Journal article citation (Chicago style):

Couture-Rigert, Doris E., P. Jane Sirois, and Elizabeth A. Moffatt. "An investigation into the cause of corrosion on indoor bronze sculpture." Studies in conservation 57, no. 3 (2012): 142-163.

To find in Omni, search by Journal Title Exact: studies in conservation

Writing

Writing Centre

The Queen's Writing Centre provides help with brainstorming ideas, creating outlines, improving grammer and style, and thesis statements.  Located in the Stauffer Library, the Centre provides one-on-one consultations.

Reflective Writing

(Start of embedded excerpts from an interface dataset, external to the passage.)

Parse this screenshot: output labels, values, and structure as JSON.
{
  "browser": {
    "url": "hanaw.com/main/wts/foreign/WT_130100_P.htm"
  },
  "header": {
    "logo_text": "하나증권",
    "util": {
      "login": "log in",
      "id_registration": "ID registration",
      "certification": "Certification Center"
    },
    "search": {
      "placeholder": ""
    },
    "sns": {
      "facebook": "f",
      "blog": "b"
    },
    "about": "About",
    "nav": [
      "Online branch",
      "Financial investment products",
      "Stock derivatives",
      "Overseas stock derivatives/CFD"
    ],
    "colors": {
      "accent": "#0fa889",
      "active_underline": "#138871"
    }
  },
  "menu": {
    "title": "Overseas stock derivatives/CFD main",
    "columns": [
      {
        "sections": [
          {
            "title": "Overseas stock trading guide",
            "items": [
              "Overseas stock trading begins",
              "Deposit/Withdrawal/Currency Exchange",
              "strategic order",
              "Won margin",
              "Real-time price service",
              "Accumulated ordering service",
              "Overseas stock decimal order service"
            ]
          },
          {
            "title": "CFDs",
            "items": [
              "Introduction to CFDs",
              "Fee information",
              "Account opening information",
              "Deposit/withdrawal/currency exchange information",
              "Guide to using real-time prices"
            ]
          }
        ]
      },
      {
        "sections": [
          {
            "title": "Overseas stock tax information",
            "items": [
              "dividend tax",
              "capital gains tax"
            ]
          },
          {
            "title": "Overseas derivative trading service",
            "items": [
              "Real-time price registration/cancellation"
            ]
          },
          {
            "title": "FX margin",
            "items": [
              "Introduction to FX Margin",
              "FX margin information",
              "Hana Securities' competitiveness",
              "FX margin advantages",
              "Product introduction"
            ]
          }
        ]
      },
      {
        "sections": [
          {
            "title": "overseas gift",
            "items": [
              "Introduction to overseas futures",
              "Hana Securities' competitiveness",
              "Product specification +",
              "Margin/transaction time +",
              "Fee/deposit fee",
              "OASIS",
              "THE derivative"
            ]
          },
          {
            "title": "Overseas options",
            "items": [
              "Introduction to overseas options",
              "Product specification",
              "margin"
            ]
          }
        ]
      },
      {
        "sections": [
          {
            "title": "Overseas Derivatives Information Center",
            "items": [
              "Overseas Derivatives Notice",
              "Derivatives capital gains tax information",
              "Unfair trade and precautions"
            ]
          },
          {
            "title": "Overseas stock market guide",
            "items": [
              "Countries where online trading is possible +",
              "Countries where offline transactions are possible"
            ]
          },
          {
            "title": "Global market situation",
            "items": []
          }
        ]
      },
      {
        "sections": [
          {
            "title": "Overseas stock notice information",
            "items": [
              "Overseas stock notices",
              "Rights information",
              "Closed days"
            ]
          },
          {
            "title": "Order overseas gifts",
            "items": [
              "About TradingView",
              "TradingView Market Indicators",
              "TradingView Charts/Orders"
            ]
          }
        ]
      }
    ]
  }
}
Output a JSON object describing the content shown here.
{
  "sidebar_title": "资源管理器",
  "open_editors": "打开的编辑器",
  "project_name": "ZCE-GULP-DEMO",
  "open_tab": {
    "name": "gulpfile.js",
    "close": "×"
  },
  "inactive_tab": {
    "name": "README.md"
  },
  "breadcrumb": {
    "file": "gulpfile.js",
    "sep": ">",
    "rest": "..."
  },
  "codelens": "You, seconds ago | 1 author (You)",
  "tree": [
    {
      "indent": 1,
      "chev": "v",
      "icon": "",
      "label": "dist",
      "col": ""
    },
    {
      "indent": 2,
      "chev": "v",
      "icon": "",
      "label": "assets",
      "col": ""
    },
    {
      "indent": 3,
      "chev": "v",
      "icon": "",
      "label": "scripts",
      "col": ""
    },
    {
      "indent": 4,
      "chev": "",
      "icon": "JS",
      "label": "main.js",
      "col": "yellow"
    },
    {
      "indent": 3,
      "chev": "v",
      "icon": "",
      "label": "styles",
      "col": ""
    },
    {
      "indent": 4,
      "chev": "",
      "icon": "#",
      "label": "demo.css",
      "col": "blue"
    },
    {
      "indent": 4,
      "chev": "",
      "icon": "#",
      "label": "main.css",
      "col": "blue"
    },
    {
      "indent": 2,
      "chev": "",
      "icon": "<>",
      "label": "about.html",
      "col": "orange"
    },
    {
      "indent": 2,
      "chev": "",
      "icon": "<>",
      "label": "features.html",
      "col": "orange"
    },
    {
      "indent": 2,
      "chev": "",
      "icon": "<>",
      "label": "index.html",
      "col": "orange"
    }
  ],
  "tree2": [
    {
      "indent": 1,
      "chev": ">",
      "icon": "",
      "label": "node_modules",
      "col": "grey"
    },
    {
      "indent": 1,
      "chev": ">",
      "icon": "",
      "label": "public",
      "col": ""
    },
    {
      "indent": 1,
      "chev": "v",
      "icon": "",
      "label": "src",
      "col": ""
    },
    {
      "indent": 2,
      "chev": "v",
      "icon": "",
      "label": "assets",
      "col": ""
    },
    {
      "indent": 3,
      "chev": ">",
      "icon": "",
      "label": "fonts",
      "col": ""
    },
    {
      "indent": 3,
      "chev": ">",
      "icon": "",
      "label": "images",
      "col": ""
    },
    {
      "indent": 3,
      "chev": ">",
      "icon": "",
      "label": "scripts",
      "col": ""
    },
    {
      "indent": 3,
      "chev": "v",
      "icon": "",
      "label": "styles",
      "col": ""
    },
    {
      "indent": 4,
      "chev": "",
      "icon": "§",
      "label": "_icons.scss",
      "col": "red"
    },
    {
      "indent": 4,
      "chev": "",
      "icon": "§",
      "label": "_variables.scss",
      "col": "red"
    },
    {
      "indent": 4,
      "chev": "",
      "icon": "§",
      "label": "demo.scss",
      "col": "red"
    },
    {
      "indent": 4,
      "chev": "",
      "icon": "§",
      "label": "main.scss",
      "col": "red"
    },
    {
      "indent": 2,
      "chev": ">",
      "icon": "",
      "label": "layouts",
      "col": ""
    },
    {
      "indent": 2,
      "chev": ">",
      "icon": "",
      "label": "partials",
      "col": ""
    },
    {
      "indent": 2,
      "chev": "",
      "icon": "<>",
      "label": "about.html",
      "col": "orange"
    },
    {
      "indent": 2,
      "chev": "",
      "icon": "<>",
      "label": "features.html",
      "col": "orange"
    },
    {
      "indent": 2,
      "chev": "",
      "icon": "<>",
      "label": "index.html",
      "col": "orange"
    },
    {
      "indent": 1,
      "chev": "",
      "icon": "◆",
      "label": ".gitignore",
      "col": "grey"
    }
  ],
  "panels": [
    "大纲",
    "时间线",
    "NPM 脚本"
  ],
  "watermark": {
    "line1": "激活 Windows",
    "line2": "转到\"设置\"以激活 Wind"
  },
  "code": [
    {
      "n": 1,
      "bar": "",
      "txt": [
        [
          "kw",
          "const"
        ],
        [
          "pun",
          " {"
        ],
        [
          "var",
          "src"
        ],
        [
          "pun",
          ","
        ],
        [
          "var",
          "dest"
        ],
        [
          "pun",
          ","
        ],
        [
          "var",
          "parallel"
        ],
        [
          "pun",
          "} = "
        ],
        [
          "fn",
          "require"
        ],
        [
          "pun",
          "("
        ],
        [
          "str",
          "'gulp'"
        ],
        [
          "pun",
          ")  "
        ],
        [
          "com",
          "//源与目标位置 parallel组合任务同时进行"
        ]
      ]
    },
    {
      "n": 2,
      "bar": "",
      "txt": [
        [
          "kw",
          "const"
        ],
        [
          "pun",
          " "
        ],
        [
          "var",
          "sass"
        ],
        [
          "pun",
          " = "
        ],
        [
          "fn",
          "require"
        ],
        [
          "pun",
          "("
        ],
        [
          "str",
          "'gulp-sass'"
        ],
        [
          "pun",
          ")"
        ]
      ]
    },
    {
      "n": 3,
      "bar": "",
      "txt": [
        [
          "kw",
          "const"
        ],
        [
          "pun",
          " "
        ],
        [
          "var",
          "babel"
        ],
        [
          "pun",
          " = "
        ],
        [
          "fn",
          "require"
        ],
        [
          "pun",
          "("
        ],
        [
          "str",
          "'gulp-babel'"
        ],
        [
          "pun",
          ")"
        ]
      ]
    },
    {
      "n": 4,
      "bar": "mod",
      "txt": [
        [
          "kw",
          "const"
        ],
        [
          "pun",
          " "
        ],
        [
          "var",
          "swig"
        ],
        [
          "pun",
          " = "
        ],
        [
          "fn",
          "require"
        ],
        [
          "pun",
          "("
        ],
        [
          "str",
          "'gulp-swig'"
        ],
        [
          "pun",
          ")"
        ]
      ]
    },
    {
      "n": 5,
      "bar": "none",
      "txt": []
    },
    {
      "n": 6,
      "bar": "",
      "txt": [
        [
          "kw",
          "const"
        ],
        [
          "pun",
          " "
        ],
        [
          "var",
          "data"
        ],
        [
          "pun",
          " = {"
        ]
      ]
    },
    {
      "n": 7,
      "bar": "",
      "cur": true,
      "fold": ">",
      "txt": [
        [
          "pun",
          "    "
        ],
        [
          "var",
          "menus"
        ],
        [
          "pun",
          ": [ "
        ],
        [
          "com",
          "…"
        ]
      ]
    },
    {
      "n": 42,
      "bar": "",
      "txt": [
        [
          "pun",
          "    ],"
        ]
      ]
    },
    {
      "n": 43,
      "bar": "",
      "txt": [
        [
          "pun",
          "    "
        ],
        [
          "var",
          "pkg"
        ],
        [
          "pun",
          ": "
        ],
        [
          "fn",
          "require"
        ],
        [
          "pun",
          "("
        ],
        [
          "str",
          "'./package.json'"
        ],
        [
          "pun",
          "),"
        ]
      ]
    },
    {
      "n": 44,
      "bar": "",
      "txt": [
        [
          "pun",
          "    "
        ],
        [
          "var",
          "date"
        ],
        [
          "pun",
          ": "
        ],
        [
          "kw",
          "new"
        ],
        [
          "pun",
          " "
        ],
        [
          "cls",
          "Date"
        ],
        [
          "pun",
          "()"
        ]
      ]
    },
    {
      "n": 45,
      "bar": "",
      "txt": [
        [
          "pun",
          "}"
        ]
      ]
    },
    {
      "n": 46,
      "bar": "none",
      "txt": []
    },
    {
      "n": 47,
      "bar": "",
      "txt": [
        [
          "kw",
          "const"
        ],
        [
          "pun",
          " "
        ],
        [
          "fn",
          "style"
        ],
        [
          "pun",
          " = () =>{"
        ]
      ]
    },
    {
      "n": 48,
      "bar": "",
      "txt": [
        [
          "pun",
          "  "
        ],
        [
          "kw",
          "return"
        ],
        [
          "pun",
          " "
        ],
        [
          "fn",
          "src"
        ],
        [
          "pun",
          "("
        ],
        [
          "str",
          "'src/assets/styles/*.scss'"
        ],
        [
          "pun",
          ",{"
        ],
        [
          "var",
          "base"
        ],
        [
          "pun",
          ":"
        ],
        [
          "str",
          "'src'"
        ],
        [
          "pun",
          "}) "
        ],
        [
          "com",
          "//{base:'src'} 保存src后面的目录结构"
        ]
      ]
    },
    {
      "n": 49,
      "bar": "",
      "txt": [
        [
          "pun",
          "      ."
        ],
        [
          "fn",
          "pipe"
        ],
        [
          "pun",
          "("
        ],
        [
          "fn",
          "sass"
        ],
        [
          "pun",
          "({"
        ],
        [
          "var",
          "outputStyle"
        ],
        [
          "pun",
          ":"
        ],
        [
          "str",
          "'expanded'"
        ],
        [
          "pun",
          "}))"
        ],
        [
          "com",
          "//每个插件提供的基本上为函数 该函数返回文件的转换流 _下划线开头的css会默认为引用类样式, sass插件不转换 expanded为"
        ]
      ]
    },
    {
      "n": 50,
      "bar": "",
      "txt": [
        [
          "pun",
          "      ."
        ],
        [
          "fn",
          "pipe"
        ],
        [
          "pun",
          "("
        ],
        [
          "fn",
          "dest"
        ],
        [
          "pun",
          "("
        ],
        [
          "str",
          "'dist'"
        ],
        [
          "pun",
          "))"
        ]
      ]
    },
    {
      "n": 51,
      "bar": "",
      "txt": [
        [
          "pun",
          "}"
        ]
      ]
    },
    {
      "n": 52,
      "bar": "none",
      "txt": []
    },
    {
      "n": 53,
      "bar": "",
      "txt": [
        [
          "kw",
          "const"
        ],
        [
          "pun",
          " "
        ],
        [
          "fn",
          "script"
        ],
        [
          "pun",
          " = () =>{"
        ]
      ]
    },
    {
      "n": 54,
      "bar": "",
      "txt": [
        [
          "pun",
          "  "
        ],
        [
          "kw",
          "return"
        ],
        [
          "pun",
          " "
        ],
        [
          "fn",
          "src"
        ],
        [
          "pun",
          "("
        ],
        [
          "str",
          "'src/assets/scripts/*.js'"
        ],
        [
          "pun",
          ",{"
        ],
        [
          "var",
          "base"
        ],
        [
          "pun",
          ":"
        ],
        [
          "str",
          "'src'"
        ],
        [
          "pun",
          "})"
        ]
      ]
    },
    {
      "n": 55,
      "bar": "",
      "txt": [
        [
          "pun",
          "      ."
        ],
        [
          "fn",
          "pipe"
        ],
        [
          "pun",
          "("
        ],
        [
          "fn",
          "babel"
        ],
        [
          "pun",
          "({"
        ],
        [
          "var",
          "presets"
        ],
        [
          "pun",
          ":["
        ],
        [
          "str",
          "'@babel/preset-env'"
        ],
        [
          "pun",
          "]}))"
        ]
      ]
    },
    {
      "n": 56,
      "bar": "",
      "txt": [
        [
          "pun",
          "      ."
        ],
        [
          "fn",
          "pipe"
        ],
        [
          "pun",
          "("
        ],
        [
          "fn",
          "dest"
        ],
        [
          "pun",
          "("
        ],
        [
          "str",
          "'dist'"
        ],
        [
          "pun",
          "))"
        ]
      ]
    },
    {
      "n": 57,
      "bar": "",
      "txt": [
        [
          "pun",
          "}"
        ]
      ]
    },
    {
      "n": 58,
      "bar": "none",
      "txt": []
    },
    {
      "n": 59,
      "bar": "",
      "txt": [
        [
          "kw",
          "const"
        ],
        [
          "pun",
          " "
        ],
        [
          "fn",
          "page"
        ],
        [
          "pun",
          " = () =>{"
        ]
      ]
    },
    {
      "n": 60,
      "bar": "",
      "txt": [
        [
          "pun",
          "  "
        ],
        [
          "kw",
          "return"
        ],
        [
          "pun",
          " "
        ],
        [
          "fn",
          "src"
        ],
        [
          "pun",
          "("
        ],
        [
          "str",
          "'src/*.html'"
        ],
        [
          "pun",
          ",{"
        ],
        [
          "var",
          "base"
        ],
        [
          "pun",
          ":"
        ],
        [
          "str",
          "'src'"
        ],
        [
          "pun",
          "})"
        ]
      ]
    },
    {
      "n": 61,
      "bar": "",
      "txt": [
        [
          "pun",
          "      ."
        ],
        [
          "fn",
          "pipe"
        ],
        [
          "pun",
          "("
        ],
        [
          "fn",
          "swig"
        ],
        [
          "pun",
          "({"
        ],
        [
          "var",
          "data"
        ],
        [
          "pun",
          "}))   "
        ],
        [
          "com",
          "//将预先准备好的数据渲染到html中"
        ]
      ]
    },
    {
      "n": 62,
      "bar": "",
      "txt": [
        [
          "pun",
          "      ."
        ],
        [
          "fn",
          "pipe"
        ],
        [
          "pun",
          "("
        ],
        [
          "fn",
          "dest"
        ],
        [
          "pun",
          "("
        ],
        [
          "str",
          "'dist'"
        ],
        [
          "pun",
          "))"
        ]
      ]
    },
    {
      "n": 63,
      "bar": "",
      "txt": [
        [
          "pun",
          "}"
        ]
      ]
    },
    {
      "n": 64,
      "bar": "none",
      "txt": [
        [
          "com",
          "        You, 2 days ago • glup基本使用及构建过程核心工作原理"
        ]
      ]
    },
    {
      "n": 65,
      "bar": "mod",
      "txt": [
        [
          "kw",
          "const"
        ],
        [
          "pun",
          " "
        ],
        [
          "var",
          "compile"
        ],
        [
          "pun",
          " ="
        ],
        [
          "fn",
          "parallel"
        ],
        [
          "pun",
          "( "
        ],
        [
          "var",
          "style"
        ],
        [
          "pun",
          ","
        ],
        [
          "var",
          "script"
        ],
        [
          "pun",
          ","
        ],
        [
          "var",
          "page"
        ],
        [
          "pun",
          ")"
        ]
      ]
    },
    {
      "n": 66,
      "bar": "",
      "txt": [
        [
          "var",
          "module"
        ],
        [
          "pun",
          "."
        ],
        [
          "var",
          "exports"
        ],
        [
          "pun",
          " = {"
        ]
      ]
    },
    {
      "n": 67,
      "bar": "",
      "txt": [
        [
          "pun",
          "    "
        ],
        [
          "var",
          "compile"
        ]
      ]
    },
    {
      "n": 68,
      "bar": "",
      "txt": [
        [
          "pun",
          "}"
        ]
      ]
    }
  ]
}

Reflection means taking some time to examine your thoughts, beliefs, values, attitudes and assumptions about your understanding of a topic, a situation or problem.  The key questions in reflective thinking are how? and why? rather than just what?  In reflective writing, students are asked to write down their personal thoughts.  

Reflective Writing (University of Leeds)

Reflective Writing (Royal Roads University)

Bibliographic Citation

A bibliography avoids plagiarism and gives credibility to research.  Pay attention to details when creating citations.  Strive for consistency and accurate information, so interested readers can follow up on citations for reading or further research.

Evaluating Sources

Evaluating your sources is a crucial step of the research process. You need to evaluate carefully each source to determine its appropriateness and quality.

Check our Evaluating Sources Checklist for criteria used to judge information sources and our Scholarly and Popular Resources page to distinguish between scholarly and popular publications.

It is particularly important to evaluate information that you find on the Web. Because there are no rules and anyone can post a page on the Web, you will have to determine whether the web site is of value. Go to Evaluating Web Sources for specific criteria used to analyze websites.

Check our Distinguishing Scholarly Journals from Other Periodicals page in order to evaluate periodicals by looking at their content, purpose, and intended audience.

Citing Your Sources

Queen's Library libguides or other information on citing sources:

Citing sources

Citing and Citation managers

American Anthropological Association (AAA) style guide (now follows 17th ed. of Chicago Manual of Style)